● GIVEN DATA:
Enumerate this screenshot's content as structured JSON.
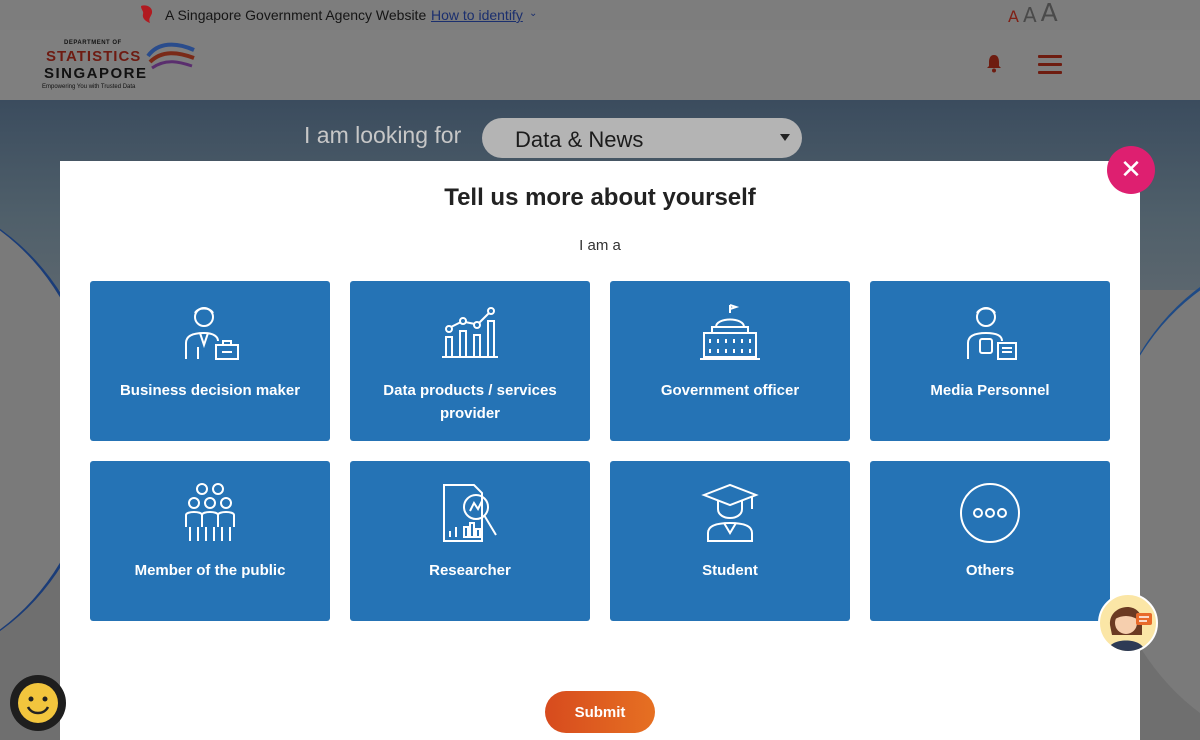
{
  "masthead": {
    "gov_text": "A Singapore Government Agency Website",
    "identify_label": "How to identify",
    "font_small": "A",
    "font_medium": "A",
    "font_large": "A"
  },
  "header": {
    "logo_dept": "DEPARTMENT OF",
    "logo_statistics": "STATISTICS",
    "logo_singapore": "SINGAPORE",
    "logo_tagline": "Empowering You with Trusted Data"
  },
  "hero": {
    "looking_for": "I am looking for",
    "selected": "Data & News"
  },
  "modal": {
    "title": "Tell us more about yourself",
    "subtitle": "I am a",
    "options": [
      {
        "label": "Business decision maker",
        "icon": "business-person-icon"
      },
      {
        "label": "Data products / services provider",
        "icon": "chart-icon"
      },
      {
        "label": "Government officer",
        "icon": "government-building-icon"
      },
      {
        "label": "Media Personnel",
        "icon": "media-person-icon"
      },
      {
        "label": "Member of the public",
        "icon": "people-group-icon"
      },
      {
        "label": "Researcher",
        "icon": "research-magnifier-icon"
      },
      {
        "label": "Student",
        "icon": "graduate-icon"
      },
      {
        "label": "Others",
        "icon": "more-dots-icon"
      }
    ],
    "submit_label": "Submit",
    "close_label": "✕"
  },
  "colors": {
    "card_blue": "#2573b5",
    "close_pink": "#de1f70",
    "submit_orange": "#e0591f"
  }
}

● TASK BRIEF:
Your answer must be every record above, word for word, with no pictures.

● RESPONSE BOX:
Enumerate this screenshot's content as structured JSON.
{
  "masthead": {
    "gov_text": "A Singapore Government Agency Website",
    "identify_label": "How to identify",
    "font_small": "A",
    "font_medium": "A",
    "font_large": "A"
  },
  "header": {
    "logo_dept": "DEPARTMENT OF",
    "logo_statistics": "STATISTICS",
    "logo_singapore": "SINGAPORE",
    "logo_tagline": "Empowering You with Trusted Data"
  },
  "hero": {
    "looking_for": "I am looking for",
    "selected": "Data & News"
  },
  "modal": {
    "title": "Tell us more about yourself",
    "subtitle": "I am a",
    "options": [
      {
        "label": "Business decision maker",
        "icon": "business-person-icon"
      },
      {
        "label": "Data products / services provider",
        "icon": "chart-icon"
      },
      {
        "label": "Government officer",
        "icon": "government-building-icon"
      },
      {
        "label": "Media Personnel",
        "icon": "media-person-icon"
      },
      {
        "label": "Member of the public",
        "icon": "people-group-icon"
      },
      {
        "label": "Researcher",
        "icon": "research-magnifier-icon"
      },
      {
        "label": "Student",
        "icon": "graduate-icon"
      },
      {
        "label": "Others",
        "icon": "more-dots-icon"
      }
    ],
    "submit_label": "Submit",
    "close_label": "✕"
  },
  "colors": {
    "card_blue": "#2573b5",
    "close_pink": "#de1f70",
    "submit_orange": "#e0591f"
  }
}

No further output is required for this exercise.